By Aim CEO Matt Greller

Aim represents towns and cities of all sizes.  We represent municipalities, made up of people who all want essentially the same thing, to live and work in a thriving, safe, well-run, quality community.  Among the many things we do at Aim is help communities advocate for policies that allow a city or town to operate with maximum efficiency, with the greatest likelihood for long-term success.  And in this legislative session, much like those in recent years, we are happy to be working cooperatively with a governor and a group of legislative leaders who value the opinions of municipal office holders.  Just as in any good relationship, there are things about which we disagree.

During the summer of 2021 it was becoming increasingly clear that a change to Indiana’s business personal property tax system was in the works for this legislative session.  In addition to updating our members, gathering data, and bringing together the Replace Don’t Erase coalition of other equally concerned stakeholders, we began immediately expressing our concerns to lawmakers to ensure they understood the unintended consequences of making changes to the business personal property tax revenue structure without a sustainable, permanent, and fair replacement source of revenue.  These conversations were productive and involved a great deal of listening on both sides.  This kind of open dialogue is a critical part of the legislative process and we learned from every single discussion.

Throughout our early meetings and in our conversations to this day we highlight many critical points about any endeavor to eliminate, reduce, or restructure the business personal property tax.  Three key points include:

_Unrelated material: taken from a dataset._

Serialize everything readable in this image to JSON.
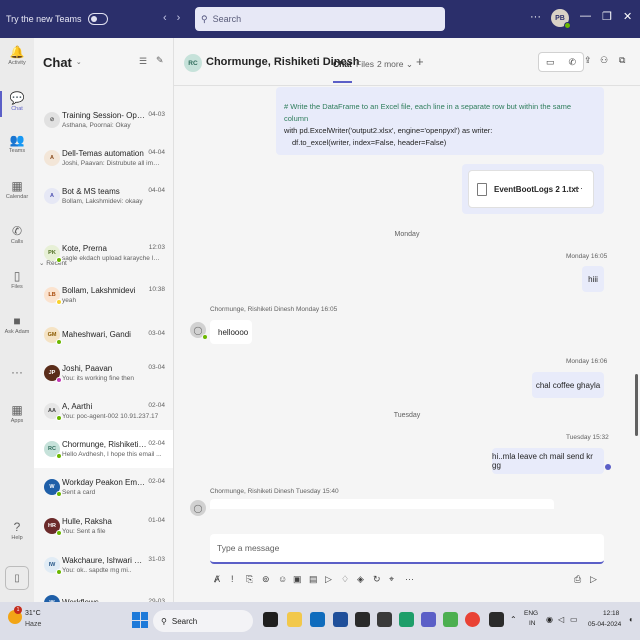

  1. It is not our intention to insert ourselves into the debate about whether Indiana’s business personal property tax system is antiquated or is in fact the “right tax” for Indiana businesses.  We concur that this policy debate is occurring where it should, inside the statehouse, among the Governor and legislative leadership.  Our number one message is much simpler.  Forcing any elimination from local budgets without a long-term, sustainable replacement source will negatively impact our mission.  Any dollar eliminated must be replaced.  Thus, Replace Don’t Erase.
  2. A community’s assessed value will not change with a reduction in what businesses have to pay in terms of the business personal property tax. Therefore, this tax break for businesses will be shifted to someone else, our citizens.  More specifically, homeowners.  With Indiana’s impressive surplus, well-documented business tax climate, and willingness to use state tax credits for a portion of their business personal property tax cut, why are we discussing increased taxes for homeowners?
  3. Some claim that locals can grow their way out of the revenue loss associated with eliminating a portion of the business personal property tax in HB 1002. While AV continues to grow, so too do costs, necessary services, inflation, and often population.AV grows along with local tax levies so that property tax rates remain similar over time. Reducing the tax base through BPPT reduction will reduce AV growth relative to normal increases in levy and costs. This will raise rates and trigger more tax cap losses that represent a real loss to local governments. Normal growth is not a replacement mechanism any more than it represents a real windfall for local governments every year.

When the session began, there were multiple bills proposing varying levels of business personal property tax reductions, chiefly HB 1002 and SB 378.  Luckily, thanks to the commitment of Senator Travis Holdman and many of his Senate colleagues, there currently isn’t any such language still “alive” today.  Some have declared the issue dead for this session.  For those of us who have spent more than a hot-minute inside the limestone, however, we know better.  Nothing is ever dead until the gavel goes down at midnight on the last day of session.

It has been said that the proposal found in HB 1002 represented such a small percentage of the tax that city and town leaders shouldn’t care, and we should just sit back and be glad for any good news that could happen as a result. This, too, is disingenuous.  Business groups began pushing for the elimination of this tax in 2014.  That same year a standard tax exemption on equipment totaling $20,000 or less was implemented.  Five years later that figure jumped to $40,000, and just one year ago the exemption doubled to $80,000.  Is this year’s effort a push for total elimination?  No, and we’ve never claimed otherwise.  Is this year’s effort another clear step towards that goal? History speaks for itself.

As I mentioned, we represent communities.  A group of people united by a desire to live, work, and raise families in quality places with the level of safety and service they expect and deserve. Local leaders struggle to continue providing these things at the same spending levels seen in 2002.  Any cuts to this critical revenue stream are simply not possible without consequences.  The dialogue we have enjoyed this session continues and we look forward to each conversation and chance to plead our case to lawmakers. Like local leaders, we know legislators also care about building, growing and maintaining quality places that attract both a talented workforce and their employers.  We are hopeful that by the time sine die is declared one of these goals will not be achieved at the expense of the other.